Karrie Keyes enjoyed a unique view of the 1980s-90s punk rock scene as well as the rise and evolution Pearl Jam, one of the more popular groups of the past 20-plus years.
In fact, I recently caught up with the noted monitor engineer during a break on the band’s current tour, which finishes up later this month with dates at Fenway Park in Boston and Wrigley Field in Chicago.
Keyes’ career also includes live mix work with RHCP, Fugazi, Sonic Youth, solo projects by Pearl Jam lead vocalist Eddie Vedder, and briefly with Neil Young, among others. Although based in California for most of her 30-year career, she also lived in Seattle briefly during the height of the Grunge era. Eventually, though, she says she’d like to work out of New Orleans.
“I’m trying to make that work,” the 48-year-old engineer says. “My kids are almost out of the house and I’d like to be doing more, possibly one-off work, when Pearl Jam’s not touring.”
Making A Change
Born and raised in Los Angeles, Keyes fell into audio by chance, she says, although she’d always gravitated towards arts and music as a teenager. “I played flute and clarinet from 4th grade through my two years of high school, but I didn’t have the dedication to play professionally,” she says. “At that point no other music career options were offered, at least through school.”
At the time (the mid-1980s), careers in audio weren’t something often presented to people – particularly young women – as an option; something Keyes and front of house engineer Michelle Sabolchick Pettinato have set out to change by founding Soundgirls.org. Primarily aimed at supporting women in professional audio by providing mentorships, forums, content, and development tools to members, the community welcomes men as well. In fact, Keyes estimates that men make up 35 percent of the membership.
Still, she points to a lack of encouragement provided to young women interested in working in audio as the driving force for Soundgirls. Additionally, in part, the organization’s website is also meant to compensate for diminishing arts programming in public school curriculums, something that Keyes noticed when her twin girls moved from the Montessori schools they’d attended to public high school.
“I was fairly horrified by the lack of arts funding,” she says. “When I was in school, if I didn’t have arts and English programs, I would have dropped out.
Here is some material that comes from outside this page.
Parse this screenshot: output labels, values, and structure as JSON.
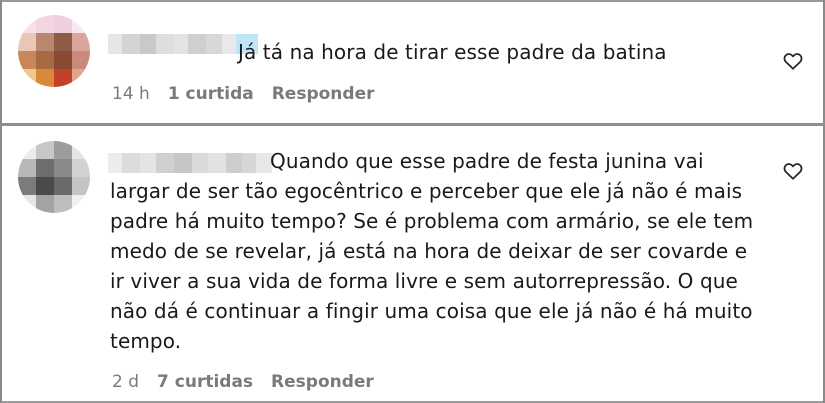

That was a guiding light when we started Soundgirls.”
The intention is to provide resources for young people starting out in production, as well as for those currently working in the industry, along with a means of connecting industry veterans and emerging professionals to share advice and provide support.
It’s not the kind of resource Keyes had access to when she started her career in audio in 1986. And it was only by chance that she got it, making a serendipitous decision to attend a Black Flag show instead of going with friends to a concert by the band Fear that was being staged closer to home.
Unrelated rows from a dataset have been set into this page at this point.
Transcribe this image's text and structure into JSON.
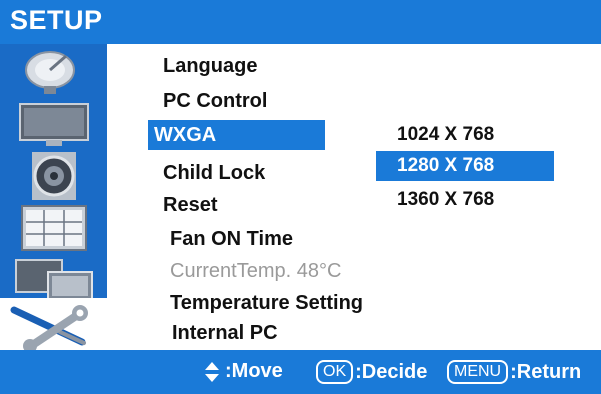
{
  "title": "SETUP",
  "sidebar": {
    "icons": [
      "satellite-dish-icon",
      "monitor-icon",
      "speaker-icon",
      "calendar-clock-icon",
      "dual-screen-icon",
      "wrench-screwdriver-icon"
    ],
    "active": "wrench-screwdriver-icon"
  },
  "menu": {
    "items": [
      "Language",
      "PC Control",
      "WXGA",
      "Child Lock",
      "Reset",
      "Fan ON Time",
      "CurrentTemp. 48°C",
      "Temperature Setting",
      "Internal PC"
    ],
    "selected": "WXGA",
    "disabled": "CurrentTemp. 48°C"
  },
  "submenu": {
    "options": [
      "1024 X 768",
      "1280 X 768",
      "1360 X 768"
    ],
    "selected": "1280 X 768"
  },
  "footer": {
    "move_label": ":Move",
    "ok_key": "OK",
    "decide_label": ":Decide",
    "menu_key": "MENU",
    "return_label": ":Return"
  },
  "colors": {
    "accent": "#1a7ad8",
    "sidebar": "#1a6bc6",
    "text": "#111111",
    "disabled_text": "#9a9a9a"
  }
}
Attending the Black Flag gig meant public transit and potentially being stranded in LA all night, but Keyes, never one to do things the easy way, went anyway. Before the show, she made her way to the front of the audience and started talking with a young mix engineer named Dave Rat, owner of then-fledgling audio company Rat Sound, who was working the gig. It’s a meeting she credits with inspiring her to pursue a career in audio.